# What you will do
Count the lines of the data that have the word "name", then report the number without anything else.
[Material for this exercise — start]
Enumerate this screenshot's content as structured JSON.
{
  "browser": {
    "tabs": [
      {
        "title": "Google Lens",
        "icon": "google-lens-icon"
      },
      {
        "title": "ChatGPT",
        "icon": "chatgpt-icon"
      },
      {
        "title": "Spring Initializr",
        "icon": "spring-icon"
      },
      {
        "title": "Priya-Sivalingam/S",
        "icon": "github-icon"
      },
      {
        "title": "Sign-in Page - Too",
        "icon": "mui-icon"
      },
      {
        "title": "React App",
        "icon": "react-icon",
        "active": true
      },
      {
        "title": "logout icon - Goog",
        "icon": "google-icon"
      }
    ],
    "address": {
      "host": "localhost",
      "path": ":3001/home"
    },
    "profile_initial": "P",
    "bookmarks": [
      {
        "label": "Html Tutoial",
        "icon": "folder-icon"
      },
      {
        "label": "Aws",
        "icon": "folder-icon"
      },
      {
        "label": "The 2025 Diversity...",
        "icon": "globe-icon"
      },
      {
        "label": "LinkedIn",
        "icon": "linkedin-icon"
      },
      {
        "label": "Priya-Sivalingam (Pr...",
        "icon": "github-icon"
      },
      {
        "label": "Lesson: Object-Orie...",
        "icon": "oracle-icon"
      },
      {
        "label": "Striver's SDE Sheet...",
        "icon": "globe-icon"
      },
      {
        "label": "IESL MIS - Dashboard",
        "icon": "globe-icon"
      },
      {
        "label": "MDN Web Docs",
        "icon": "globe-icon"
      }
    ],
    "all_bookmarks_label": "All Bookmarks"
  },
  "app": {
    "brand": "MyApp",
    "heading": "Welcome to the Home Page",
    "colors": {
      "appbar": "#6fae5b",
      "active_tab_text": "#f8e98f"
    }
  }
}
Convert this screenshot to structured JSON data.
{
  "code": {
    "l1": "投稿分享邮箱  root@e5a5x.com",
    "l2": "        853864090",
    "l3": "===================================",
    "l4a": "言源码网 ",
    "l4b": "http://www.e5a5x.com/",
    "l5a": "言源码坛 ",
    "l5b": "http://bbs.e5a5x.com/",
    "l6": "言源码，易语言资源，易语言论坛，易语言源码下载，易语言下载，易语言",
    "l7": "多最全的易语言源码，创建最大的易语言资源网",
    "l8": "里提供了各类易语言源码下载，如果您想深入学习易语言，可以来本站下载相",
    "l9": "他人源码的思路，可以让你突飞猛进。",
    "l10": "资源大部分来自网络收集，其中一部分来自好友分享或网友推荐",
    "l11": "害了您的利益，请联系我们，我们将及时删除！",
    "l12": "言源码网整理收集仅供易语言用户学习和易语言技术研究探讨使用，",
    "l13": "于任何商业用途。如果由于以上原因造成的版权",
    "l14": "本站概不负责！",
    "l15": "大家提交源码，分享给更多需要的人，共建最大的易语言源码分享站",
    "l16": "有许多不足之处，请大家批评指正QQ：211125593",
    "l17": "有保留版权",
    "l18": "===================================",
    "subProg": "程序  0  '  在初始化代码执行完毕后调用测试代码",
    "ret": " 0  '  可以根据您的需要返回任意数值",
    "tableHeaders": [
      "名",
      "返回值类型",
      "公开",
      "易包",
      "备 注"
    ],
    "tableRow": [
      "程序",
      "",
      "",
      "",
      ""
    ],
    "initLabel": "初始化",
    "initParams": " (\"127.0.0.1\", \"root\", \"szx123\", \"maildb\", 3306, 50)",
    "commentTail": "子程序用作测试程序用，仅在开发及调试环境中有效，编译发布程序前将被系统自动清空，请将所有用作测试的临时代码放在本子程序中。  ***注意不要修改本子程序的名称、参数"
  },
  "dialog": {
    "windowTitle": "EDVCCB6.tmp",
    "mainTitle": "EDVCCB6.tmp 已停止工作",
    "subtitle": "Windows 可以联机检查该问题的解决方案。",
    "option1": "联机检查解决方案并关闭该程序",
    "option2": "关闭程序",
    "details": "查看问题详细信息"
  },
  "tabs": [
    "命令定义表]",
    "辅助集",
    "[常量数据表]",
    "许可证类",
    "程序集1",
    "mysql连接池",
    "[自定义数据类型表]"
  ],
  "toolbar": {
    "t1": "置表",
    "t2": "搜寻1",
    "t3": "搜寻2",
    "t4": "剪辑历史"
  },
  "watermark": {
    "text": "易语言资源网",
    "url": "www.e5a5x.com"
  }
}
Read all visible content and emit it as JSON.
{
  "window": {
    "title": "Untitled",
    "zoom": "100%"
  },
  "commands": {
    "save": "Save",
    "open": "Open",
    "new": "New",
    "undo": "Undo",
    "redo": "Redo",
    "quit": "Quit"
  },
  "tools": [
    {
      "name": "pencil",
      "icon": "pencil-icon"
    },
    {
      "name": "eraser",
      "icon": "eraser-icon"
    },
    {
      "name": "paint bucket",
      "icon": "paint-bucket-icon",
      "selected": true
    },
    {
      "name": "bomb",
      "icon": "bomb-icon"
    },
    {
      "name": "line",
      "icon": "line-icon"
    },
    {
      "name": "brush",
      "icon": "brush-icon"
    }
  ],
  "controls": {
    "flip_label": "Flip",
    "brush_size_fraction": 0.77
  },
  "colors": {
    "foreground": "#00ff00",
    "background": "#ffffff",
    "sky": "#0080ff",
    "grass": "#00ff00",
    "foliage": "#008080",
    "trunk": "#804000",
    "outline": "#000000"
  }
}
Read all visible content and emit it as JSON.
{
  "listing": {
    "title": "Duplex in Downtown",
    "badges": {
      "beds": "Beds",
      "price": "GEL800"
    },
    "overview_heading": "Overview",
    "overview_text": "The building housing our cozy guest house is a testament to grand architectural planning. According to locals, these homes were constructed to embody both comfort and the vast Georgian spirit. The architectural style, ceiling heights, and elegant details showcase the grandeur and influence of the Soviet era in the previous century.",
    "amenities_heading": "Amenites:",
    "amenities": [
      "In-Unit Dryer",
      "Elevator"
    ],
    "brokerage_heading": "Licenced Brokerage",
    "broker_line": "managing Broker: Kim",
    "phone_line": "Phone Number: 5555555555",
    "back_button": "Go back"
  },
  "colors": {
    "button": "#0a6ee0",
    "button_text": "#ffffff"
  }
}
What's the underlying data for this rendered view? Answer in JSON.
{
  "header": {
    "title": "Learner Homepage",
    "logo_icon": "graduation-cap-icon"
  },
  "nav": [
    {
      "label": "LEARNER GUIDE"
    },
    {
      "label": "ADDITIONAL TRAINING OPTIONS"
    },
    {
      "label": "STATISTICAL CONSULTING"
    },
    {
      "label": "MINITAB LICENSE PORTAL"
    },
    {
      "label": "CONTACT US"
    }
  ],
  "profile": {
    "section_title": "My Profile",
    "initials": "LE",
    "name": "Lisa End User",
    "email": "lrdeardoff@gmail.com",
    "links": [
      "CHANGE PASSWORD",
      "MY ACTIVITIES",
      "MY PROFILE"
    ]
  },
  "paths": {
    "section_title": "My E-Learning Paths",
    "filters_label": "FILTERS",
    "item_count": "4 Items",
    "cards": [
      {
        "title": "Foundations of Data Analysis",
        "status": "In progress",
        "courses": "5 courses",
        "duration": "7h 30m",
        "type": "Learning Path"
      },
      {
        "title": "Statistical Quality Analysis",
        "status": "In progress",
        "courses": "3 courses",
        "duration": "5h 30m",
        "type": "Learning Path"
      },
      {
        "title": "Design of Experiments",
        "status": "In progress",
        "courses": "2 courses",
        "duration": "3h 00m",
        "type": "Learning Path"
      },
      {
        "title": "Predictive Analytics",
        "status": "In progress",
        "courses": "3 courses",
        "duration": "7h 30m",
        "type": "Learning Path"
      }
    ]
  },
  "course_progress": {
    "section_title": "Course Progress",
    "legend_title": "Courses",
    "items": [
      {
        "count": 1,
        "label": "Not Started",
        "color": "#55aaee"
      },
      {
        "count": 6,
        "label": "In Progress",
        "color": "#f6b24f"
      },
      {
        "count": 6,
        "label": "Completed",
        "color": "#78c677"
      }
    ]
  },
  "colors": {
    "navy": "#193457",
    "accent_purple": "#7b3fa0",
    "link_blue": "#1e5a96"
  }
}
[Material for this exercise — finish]
# Reply to the task
7